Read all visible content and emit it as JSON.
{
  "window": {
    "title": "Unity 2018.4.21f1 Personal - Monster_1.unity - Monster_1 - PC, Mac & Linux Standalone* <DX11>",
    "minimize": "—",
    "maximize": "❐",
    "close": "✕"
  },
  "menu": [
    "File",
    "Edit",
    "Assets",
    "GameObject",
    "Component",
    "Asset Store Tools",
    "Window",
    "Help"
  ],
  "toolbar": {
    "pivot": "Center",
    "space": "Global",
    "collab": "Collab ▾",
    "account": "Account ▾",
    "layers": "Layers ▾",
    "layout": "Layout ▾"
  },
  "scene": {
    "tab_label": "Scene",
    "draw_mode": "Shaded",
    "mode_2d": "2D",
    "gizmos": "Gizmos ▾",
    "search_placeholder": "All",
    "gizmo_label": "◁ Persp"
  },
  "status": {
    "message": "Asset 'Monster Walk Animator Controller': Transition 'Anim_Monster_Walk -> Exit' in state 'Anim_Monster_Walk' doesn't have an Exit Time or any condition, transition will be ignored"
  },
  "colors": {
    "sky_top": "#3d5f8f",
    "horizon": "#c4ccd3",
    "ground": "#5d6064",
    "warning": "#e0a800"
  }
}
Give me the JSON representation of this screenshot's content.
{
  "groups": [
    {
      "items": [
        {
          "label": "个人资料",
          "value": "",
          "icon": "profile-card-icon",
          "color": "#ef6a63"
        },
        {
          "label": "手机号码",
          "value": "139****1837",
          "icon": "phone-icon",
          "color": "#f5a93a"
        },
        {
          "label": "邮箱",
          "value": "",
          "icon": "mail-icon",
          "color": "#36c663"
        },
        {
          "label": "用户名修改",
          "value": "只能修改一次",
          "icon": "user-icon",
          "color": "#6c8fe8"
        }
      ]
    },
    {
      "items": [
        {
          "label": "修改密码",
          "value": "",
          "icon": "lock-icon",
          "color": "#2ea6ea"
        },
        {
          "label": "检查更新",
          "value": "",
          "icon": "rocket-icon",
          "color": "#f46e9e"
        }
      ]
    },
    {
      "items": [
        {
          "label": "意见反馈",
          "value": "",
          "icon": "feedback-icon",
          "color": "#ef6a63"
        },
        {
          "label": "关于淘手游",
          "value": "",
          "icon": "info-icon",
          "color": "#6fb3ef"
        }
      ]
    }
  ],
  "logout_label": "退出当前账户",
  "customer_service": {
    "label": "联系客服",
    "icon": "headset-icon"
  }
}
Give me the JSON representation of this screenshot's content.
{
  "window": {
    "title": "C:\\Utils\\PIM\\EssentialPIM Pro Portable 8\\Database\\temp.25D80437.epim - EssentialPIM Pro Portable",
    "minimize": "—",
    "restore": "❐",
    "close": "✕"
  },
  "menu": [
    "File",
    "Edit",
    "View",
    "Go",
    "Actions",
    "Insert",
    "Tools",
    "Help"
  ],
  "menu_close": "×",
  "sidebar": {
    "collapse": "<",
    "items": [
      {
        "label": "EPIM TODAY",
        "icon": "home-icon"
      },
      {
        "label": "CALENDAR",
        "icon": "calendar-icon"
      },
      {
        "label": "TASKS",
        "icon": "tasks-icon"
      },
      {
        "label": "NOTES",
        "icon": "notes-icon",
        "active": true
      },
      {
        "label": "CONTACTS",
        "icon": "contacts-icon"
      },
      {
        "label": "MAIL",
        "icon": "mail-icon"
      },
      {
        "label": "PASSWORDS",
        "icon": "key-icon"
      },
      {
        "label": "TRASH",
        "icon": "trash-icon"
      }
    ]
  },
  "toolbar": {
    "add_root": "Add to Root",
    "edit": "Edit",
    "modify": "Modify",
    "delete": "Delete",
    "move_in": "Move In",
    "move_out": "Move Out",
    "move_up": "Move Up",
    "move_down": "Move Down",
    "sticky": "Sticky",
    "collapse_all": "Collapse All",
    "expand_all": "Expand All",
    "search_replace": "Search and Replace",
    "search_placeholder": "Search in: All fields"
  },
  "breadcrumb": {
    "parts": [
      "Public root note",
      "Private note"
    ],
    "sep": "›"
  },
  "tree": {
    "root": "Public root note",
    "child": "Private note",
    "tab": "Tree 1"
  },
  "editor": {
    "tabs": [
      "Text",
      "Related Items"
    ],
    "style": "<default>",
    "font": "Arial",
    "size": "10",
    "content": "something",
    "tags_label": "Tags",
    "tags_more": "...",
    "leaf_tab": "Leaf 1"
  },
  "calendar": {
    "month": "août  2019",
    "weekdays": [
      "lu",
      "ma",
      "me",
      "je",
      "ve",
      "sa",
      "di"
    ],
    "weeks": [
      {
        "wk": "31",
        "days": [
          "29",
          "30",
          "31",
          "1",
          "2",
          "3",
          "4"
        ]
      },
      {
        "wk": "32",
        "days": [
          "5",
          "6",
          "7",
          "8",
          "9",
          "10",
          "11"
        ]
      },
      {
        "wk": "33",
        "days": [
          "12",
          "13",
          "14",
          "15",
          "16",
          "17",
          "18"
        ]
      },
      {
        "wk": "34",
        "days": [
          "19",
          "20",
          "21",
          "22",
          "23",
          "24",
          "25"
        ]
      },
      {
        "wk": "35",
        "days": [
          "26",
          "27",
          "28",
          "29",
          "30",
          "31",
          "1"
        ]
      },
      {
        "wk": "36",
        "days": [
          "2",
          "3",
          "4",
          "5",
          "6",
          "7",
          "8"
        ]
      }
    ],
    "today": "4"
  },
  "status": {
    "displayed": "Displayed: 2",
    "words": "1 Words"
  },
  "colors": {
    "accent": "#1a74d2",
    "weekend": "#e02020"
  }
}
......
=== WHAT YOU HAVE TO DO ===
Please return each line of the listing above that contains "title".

=== FINISHED TASK ===
    "title": "Unity 2018.4.21f1 Personal - Monster_1.unity - Monster_1 - PC, Mac & Linux Standalone* <DX11>",
    "title": "C:\\Utils\\PIM\\EssentialPIM Pro Portable 8\\Database\\temp.25D80437.epim - EssentialPIM Pro Portable",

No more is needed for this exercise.